One practice that has been foundational to my walk with Jesus over the years has been the Breaking of Bread service that I experienced in Brethren churches. The focus on the bread and the wine and the quiet contemplation leads to a deeper appreciation of all that Jesus has done and all that he is doing. Rather than most church services where one comes as an empty consumer expecting to be filled, the Breaking of Bread has participants coming with hymns to share, passages to read, and hearts ready to pray. This means that each believer brings their experience of the saviour to the service and mutually builds up each member whilst pouring out their praise and worship to God. I would say that all churches could use a time where its congregants come together in quiet reflection and mutual support. These times should be focused on Jesus our Saviour and should examine the limitless wonders of who he is. The Brethren have such a time. I wonder if a busy, secular, consumer lifestyle can still give rise to spontaneous praise to God like we read in Luke. I would advocate that we disengage from the rat race and make more space for what matters most.
As we remember how God has shown mercy by redeeming his people, we have focused on three ways God shows mercy in Luke 1:57-80. He shows mercy by redeeming the barren. He shows mercy by ending his silence and the silence of his servant. He shows mercy by sending a saviour. Like Zachariah, seeing what God has done should lead us into theologically rich songs of praise. One verse comes to mind of a song I have sung many times. It shows the terrible, sinful condition of mankind and the grace God has shown by sending his son.

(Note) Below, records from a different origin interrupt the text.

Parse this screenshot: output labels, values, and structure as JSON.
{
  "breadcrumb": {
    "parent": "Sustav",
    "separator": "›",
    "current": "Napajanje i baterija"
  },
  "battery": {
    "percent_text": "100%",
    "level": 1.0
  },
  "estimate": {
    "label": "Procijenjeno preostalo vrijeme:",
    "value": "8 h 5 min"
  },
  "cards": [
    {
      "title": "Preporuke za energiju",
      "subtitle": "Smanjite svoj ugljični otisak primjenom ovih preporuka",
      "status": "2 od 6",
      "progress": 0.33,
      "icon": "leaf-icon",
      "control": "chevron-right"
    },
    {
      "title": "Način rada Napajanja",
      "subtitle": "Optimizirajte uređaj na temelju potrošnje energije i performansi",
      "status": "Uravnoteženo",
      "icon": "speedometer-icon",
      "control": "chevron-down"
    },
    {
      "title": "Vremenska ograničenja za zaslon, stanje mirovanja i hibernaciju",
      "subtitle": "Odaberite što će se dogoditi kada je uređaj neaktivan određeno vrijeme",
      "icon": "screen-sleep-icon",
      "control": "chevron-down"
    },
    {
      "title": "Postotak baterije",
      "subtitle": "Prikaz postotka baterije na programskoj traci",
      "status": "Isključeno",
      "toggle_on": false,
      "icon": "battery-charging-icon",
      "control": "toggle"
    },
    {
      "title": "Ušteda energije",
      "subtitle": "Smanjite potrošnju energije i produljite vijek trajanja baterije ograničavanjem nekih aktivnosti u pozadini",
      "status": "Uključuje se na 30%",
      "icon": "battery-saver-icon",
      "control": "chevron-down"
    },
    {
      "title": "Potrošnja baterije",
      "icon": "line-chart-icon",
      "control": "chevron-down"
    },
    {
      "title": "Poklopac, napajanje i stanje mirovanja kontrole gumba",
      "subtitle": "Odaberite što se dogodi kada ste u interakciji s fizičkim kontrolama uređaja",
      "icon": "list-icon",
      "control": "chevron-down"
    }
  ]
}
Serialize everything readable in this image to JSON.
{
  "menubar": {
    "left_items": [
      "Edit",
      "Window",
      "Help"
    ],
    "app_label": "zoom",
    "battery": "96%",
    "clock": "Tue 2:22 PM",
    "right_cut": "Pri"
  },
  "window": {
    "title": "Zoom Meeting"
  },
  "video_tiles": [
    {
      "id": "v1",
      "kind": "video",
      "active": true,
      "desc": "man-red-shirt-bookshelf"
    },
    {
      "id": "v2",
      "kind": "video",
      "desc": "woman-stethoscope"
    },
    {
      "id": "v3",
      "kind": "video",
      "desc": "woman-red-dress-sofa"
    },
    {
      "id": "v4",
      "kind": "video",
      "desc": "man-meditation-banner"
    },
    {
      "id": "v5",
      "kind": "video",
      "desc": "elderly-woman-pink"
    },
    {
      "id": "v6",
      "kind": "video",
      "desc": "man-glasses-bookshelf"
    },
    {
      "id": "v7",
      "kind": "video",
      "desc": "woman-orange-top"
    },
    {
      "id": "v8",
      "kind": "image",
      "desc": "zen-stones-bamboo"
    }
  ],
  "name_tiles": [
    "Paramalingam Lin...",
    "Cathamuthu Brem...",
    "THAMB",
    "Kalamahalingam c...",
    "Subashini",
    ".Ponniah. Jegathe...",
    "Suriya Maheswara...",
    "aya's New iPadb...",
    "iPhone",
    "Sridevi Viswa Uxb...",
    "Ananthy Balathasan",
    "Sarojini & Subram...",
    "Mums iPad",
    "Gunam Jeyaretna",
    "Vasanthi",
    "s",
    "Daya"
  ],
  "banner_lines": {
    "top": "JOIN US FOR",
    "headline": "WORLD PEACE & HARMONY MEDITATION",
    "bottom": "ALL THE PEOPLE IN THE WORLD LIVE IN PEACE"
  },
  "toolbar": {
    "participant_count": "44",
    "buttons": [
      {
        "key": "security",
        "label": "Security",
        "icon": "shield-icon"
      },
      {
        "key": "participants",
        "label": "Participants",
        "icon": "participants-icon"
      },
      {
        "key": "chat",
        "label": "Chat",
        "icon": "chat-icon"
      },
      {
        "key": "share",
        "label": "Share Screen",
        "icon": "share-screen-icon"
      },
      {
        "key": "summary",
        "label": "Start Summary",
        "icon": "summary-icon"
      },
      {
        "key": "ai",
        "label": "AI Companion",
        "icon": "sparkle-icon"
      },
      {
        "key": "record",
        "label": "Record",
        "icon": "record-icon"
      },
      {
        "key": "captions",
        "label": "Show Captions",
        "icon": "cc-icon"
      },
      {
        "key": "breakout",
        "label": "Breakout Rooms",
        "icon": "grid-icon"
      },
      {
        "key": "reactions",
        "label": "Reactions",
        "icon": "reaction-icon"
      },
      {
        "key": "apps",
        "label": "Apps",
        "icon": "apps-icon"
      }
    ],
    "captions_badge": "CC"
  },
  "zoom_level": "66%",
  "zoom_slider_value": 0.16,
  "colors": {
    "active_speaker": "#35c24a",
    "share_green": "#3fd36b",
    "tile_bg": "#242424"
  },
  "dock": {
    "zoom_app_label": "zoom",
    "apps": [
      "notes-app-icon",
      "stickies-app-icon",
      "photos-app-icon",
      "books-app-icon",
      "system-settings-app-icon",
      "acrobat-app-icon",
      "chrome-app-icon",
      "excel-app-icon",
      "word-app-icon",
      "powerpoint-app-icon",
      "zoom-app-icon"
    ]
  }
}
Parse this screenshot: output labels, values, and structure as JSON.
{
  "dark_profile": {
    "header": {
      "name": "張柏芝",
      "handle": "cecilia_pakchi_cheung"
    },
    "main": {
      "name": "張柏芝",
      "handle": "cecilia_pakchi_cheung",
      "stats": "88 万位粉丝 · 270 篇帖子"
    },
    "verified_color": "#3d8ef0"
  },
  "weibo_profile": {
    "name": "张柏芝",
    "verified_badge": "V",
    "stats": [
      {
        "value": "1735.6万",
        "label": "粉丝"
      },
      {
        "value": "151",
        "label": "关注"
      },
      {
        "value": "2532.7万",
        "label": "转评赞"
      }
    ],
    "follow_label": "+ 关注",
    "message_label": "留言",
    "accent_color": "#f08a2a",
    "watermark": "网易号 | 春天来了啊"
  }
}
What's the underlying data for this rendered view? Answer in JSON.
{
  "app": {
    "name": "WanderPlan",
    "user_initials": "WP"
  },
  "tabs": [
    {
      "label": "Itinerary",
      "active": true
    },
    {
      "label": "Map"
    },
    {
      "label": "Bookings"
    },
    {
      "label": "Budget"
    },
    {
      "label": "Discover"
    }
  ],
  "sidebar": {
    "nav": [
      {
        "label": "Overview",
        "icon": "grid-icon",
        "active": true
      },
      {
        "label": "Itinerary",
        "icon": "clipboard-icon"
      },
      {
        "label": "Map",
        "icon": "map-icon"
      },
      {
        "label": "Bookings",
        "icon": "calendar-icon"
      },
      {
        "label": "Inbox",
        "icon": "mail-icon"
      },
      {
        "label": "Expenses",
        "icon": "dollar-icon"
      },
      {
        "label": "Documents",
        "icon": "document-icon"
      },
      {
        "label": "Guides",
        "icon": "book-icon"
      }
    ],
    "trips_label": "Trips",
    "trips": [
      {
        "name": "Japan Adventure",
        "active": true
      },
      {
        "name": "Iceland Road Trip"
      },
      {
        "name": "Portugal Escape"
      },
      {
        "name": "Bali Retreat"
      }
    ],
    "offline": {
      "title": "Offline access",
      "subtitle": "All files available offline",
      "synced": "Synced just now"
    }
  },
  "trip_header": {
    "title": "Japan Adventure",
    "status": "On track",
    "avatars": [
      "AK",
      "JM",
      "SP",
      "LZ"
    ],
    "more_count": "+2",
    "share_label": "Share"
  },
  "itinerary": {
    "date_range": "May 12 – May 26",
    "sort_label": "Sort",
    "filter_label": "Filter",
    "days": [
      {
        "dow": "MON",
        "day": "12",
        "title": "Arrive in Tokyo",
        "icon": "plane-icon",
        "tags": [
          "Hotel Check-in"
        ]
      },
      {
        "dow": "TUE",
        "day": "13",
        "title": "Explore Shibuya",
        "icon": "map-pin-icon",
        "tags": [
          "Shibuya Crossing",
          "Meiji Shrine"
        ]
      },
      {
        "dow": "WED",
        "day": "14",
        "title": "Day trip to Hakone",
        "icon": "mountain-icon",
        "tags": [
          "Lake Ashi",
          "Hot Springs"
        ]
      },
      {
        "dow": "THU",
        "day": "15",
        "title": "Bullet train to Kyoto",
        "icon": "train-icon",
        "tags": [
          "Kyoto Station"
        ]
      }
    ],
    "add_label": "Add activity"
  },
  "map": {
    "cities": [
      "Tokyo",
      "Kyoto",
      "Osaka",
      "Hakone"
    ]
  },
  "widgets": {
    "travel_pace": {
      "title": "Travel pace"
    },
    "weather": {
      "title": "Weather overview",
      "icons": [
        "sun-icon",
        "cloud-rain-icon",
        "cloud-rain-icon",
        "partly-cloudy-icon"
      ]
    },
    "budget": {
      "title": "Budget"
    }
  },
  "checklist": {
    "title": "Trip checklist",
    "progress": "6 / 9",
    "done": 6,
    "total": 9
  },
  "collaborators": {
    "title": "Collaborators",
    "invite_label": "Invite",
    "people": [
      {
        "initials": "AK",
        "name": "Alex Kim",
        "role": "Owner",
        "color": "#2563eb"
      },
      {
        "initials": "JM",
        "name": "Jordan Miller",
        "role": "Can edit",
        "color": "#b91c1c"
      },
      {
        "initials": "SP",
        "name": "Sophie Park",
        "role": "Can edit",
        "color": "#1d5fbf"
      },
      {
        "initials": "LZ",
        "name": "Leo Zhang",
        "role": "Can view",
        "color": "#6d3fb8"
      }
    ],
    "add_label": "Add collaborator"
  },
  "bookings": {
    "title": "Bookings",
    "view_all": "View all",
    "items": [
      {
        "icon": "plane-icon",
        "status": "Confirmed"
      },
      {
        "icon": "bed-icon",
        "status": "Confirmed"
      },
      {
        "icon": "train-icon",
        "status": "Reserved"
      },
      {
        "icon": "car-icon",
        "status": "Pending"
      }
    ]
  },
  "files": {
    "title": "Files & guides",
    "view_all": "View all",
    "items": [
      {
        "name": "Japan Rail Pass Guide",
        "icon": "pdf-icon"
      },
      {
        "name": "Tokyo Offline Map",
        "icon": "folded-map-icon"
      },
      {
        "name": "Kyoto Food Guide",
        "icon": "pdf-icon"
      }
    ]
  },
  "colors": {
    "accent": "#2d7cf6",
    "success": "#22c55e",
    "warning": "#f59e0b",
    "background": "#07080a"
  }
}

Guilty, vile, and helpless we;
Spotless Lamb of God was He;
“Full atonement!” can it be?
Hallelujah! What a Savior!